→ PROBLEM DETAILS: What lines in the following entries hold the word "this"? Copy each one.

BEGIN

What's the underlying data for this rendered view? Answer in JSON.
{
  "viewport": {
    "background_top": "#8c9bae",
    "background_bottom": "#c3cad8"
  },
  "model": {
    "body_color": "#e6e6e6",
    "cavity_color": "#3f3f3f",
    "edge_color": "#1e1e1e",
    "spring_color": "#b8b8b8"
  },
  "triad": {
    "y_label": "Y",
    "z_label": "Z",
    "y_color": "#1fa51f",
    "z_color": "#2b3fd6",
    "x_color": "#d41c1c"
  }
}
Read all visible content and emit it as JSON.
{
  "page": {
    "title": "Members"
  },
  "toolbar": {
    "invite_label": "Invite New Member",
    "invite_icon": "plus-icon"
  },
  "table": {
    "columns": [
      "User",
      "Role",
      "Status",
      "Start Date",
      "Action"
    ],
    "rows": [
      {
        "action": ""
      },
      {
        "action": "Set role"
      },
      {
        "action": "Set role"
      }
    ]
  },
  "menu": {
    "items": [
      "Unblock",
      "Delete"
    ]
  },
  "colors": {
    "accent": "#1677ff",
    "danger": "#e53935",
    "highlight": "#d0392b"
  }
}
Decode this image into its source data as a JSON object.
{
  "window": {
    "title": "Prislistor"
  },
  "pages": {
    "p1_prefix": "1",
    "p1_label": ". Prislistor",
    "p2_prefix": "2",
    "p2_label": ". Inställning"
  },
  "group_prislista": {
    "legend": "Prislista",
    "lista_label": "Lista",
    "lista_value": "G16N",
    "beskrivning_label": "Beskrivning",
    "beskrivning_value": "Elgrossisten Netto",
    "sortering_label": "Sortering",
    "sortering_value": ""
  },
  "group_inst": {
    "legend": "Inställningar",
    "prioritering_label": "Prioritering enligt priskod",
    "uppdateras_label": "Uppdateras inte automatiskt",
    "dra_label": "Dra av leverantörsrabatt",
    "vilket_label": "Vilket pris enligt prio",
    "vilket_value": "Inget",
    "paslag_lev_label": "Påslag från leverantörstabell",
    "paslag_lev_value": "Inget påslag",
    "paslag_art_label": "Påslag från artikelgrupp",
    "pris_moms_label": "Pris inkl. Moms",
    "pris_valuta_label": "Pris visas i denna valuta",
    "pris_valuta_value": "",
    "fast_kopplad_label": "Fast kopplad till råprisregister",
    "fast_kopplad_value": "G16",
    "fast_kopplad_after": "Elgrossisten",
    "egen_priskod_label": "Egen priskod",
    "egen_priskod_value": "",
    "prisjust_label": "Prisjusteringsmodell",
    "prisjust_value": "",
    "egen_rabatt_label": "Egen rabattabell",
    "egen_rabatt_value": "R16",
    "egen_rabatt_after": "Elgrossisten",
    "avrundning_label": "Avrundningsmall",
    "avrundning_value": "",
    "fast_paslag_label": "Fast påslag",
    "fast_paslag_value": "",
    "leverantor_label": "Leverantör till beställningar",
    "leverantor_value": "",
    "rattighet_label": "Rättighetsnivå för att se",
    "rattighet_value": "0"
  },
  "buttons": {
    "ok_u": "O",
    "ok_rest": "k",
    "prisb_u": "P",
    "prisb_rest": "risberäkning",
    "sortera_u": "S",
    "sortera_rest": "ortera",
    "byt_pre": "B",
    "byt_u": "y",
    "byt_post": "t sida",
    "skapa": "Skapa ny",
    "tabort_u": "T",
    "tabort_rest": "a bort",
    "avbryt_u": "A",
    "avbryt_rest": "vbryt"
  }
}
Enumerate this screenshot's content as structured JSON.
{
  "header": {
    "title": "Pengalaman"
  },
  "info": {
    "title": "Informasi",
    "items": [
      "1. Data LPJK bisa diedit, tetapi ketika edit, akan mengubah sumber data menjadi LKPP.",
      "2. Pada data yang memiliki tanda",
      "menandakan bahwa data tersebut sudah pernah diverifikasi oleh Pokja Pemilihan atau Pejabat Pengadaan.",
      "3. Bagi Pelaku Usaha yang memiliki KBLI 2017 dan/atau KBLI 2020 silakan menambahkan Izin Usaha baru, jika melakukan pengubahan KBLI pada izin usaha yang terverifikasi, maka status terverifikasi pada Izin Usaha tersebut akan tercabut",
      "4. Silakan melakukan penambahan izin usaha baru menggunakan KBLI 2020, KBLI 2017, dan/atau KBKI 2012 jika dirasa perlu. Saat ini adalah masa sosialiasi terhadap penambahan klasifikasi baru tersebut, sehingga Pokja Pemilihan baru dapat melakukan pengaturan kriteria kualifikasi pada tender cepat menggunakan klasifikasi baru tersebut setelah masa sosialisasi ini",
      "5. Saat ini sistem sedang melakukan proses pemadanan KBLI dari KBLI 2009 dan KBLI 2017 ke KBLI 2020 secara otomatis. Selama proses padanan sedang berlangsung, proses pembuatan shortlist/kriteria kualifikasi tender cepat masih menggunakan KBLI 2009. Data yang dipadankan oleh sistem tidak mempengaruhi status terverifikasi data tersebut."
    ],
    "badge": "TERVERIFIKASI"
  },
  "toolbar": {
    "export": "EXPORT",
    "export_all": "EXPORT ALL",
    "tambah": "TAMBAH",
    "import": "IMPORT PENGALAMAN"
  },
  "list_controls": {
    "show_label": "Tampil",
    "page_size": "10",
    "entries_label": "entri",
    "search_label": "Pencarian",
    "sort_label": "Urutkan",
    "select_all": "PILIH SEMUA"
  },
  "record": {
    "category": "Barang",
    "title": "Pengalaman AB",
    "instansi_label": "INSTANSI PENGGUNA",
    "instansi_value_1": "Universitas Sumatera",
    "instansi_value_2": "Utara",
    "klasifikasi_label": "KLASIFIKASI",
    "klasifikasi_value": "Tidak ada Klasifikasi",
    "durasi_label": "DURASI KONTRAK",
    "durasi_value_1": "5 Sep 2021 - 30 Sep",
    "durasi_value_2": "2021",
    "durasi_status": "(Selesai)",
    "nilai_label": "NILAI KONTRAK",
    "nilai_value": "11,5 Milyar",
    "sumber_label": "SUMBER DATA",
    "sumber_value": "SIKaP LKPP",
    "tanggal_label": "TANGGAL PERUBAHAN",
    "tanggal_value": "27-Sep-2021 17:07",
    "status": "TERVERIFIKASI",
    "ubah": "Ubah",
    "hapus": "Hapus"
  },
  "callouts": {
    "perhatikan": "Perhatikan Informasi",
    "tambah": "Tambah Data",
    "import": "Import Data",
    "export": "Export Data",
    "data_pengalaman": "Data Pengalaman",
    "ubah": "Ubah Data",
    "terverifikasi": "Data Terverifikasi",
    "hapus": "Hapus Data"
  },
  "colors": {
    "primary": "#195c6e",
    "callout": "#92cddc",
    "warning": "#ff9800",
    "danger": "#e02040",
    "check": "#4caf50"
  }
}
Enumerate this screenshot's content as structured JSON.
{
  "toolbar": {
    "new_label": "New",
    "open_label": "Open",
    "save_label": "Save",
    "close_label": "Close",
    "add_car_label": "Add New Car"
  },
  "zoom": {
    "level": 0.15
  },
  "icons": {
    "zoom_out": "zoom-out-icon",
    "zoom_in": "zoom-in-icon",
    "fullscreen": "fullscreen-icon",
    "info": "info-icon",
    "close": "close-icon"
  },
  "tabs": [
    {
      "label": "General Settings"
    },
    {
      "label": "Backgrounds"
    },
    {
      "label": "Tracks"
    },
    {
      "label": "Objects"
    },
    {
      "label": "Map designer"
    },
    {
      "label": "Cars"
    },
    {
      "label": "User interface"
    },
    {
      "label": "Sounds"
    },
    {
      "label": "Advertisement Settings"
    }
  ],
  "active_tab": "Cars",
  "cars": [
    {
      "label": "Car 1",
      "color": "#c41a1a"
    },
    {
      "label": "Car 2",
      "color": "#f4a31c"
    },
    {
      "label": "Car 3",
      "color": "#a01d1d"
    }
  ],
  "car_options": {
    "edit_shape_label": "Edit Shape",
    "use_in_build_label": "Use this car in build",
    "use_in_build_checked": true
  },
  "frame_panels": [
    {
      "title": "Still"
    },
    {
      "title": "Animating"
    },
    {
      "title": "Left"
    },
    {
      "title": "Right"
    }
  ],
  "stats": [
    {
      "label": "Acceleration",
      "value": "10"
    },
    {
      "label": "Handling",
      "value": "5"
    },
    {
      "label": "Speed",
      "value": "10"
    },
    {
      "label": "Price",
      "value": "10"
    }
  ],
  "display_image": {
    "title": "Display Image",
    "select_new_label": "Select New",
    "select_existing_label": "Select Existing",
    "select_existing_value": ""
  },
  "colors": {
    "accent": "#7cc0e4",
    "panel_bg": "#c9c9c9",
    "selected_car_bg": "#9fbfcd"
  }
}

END

→ ANSWER BOX:
What's the underlying data for this rendered view? Answer in JSON.
Decode this image into its source data as a JSON object.
Enumerate this screenshot's content as structured JSON.
Enumerate this screenshot's content as structured JSON.
    "use_in_build_label": "Use this car in build",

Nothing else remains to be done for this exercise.